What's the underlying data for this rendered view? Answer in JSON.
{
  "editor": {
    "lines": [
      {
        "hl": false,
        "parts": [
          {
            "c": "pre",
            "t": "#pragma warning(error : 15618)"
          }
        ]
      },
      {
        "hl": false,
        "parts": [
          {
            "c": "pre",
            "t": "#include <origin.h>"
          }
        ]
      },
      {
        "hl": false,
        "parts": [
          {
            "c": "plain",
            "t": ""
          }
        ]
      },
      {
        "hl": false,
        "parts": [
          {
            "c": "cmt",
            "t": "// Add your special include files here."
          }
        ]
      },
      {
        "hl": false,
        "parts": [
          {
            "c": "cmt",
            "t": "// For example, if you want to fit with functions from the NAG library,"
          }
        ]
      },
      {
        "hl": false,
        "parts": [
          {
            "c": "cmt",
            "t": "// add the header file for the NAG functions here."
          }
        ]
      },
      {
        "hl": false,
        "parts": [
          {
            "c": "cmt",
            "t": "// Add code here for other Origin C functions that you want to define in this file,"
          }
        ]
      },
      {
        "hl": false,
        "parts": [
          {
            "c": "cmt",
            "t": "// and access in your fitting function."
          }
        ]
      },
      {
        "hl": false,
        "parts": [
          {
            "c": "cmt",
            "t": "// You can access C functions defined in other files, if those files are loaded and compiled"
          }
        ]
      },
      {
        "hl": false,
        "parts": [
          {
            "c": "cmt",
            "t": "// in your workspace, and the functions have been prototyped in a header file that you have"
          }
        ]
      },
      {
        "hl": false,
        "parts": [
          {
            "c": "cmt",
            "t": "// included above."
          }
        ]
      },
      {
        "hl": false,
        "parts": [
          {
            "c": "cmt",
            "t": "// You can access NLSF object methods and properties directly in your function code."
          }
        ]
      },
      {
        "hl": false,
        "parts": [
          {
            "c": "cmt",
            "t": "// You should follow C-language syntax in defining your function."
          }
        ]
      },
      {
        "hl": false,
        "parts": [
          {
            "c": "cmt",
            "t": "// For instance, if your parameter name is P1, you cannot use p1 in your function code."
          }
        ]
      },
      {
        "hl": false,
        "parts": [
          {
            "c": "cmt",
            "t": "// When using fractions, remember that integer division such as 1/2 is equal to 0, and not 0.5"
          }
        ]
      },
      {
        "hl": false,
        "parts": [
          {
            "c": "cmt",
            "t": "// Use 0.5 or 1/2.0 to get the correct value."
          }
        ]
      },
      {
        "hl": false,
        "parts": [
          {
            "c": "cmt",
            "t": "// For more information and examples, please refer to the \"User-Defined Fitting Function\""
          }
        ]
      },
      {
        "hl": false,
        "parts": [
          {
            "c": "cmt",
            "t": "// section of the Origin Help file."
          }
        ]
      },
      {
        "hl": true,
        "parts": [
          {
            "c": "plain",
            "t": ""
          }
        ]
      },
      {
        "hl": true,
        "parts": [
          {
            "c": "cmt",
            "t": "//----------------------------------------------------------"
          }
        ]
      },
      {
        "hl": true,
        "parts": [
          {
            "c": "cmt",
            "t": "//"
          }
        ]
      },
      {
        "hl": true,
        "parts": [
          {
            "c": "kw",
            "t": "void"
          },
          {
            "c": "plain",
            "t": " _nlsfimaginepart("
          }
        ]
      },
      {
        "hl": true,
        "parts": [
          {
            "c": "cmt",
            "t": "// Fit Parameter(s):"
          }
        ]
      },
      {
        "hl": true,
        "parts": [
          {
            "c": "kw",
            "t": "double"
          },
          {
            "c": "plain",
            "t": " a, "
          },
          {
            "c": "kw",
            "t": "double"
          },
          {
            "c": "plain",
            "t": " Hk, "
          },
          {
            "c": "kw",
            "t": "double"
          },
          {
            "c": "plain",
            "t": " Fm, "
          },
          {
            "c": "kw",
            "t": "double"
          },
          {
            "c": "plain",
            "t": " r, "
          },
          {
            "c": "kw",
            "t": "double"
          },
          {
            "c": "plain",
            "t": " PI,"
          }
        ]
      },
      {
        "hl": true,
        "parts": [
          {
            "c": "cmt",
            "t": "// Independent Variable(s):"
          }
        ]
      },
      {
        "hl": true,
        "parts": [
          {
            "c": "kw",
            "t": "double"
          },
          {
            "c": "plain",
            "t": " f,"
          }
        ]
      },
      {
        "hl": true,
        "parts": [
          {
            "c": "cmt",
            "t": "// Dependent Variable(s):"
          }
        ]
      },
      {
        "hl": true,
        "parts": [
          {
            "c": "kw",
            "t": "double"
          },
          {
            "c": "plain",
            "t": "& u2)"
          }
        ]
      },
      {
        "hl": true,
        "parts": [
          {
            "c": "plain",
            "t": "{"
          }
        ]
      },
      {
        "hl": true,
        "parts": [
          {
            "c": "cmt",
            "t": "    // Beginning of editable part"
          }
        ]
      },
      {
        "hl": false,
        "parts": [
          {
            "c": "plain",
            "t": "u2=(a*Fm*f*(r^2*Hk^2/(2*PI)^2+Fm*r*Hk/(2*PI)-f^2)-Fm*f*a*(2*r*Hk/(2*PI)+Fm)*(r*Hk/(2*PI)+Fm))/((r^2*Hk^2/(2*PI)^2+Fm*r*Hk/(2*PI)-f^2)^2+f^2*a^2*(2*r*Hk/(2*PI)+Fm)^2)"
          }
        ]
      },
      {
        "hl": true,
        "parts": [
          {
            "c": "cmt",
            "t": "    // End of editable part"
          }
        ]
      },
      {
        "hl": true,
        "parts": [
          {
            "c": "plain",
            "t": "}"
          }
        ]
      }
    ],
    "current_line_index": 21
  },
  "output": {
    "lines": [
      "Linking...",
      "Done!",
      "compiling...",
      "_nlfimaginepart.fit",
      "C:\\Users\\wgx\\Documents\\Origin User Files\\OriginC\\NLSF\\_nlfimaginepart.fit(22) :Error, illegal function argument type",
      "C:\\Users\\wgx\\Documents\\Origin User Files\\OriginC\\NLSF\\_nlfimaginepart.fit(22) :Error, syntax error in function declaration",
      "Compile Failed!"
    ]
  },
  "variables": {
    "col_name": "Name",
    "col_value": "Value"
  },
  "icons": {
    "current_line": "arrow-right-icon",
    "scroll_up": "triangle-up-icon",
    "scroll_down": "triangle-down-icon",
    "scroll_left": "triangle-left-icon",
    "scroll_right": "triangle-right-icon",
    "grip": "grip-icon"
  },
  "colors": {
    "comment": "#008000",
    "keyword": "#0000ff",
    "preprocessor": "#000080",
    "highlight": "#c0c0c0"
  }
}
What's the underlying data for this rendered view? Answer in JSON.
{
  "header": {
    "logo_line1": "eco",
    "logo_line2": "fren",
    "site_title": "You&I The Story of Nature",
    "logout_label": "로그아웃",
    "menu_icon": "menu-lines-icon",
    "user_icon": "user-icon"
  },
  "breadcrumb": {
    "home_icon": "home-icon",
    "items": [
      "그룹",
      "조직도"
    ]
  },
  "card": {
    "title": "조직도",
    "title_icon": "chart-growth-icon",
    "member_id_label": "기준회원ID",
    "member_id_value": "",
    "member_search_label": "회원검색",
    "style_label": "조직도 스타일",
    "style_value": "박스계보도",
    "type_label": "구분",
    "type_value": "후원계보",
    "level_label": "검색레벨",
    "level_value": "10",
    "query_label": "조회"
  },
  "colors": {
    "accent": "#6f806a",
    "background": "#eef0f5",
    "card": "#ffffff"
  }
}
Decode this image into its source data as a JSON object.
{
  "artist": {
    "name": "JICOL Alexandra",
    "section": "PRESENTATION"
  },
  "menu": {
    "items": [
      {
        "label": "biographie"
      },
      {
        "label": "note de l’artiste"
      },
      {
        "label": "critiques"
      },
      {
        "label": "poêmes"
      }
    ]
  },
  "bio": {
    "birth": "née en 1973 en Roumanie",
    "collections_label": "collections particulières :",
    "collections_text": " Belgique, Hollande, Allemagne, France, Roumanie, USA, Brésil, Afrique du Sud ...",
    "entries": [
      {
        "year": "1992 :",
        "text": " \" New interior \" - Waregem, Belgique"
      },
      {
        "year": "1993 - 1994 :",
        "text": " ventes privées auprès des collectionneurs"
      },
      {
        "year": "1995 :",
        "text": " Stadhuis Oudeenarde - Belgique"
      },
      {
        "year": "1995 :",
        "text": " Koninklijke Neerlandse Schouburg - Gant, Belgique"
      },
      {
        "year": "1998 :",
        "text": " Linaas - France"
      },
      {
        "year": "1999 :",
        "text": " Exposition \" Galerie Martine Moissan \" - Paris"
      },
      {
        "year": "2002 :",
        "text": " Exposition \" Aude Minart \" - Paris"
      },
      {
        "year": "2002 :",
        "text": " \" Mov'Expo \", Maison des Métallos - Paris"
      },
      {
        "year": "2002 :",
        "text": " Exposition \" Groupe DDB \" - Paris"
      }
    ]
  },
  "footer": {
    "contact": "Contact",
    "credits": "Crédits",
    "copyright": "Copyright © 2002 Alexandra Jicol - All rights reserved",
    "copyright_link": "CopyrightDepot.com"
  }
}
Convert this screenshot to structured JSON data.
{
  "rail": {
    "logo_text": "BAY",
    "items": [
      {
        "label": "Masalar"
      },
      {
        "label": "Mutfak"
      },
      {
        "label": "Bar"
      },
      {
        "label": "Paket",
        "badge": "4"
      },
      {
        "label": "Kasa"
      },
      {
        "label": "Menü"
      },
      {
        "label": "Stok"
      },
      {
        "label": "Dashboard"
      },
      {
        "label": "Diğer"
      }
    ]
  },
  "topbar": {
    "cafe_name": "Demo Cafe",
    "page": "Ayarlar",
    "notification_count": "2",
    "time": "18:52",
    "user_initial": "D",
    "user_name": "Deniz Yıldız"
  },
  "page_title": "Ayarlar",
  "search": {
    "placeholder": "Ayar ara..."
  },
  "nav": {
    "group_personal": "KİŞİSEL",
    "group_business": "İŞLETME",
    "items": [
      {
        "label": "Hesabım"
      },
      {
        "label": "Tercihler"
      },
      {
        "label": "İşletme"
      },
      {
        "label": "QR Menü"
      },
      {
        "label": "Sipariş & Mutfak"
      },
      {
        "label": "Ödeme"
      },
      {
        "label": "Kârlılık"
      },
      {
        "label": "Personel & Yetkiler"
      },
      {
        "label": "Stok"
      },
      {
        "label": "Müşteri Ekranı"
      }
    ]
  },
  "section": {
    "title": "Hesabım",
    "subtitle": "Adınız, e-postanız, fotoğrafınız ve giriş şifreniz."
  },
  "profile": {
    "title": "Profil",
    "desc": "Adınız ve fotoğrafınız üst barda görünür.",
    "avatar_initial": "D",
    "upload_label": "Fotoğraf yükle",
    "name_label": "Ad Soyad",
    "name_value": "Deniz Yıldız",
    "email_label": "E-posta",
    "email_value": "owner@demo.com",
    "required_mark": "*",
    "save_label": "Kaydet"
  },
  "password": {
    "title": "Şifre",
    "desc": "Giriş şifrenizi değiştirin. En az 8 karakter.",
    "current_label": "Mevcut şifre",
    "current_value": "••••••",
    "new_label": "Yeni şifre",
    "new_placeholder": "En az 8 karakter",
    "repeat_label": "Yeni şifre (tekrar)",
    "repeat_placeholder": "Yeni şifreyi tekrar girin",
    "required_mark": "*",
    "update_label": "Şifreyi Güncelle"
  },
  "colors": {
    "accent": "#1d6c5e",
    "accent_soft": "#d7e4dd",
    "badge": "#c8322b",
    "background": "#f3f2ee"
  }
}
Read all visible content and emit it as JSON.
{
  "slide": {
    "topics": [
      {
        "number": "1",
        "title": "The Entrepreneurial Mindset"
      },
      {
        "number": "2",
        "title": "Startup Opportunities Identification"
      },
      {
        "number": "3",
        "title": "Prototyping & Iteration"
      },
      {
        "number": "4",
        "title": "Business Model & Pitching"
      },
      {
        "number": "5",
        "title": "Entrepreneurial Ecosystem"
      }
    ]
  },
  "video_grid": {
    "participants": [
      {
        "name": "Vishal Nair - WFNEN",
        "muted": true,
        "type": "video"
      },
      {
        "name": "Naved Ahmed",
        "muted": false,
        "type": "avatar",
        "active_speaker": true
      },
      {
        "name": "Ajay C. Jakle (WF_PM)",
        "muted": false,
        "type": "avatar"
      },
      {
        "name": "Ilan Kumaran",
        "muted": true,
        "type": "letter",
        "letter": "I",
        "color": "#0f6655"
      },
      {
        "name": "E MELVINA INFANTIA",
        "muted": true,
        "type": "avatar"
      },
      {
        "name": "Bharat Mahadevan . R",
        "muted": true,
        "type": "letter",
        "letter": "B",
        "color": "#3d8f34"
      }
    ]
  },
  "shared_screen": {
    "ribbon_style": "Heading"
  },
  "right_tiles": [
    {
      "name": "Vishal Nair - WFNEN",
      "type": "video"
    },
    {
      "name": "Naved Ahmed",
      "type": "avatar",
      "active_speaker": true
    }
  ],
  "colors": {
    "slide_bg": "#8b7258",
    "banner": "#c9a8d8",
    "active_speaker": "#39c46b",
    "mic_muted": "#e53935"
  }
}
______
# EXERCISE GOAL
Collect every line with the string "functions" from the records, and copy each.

# RESPONSE TO THE EXERCISE
            "t": "// For example, if you want to fit with functions from the NAG library,"
            "t": "// add the header file for the NAG functions here."
            "t": "// Add code here for other Origin C functions that you want to define in this file,"
            "t": "// You can access C functions defined in other files, if those files are loaded and compiled"
            "t": "// in your workspace, and the functions have been prototyped in a header file that you have"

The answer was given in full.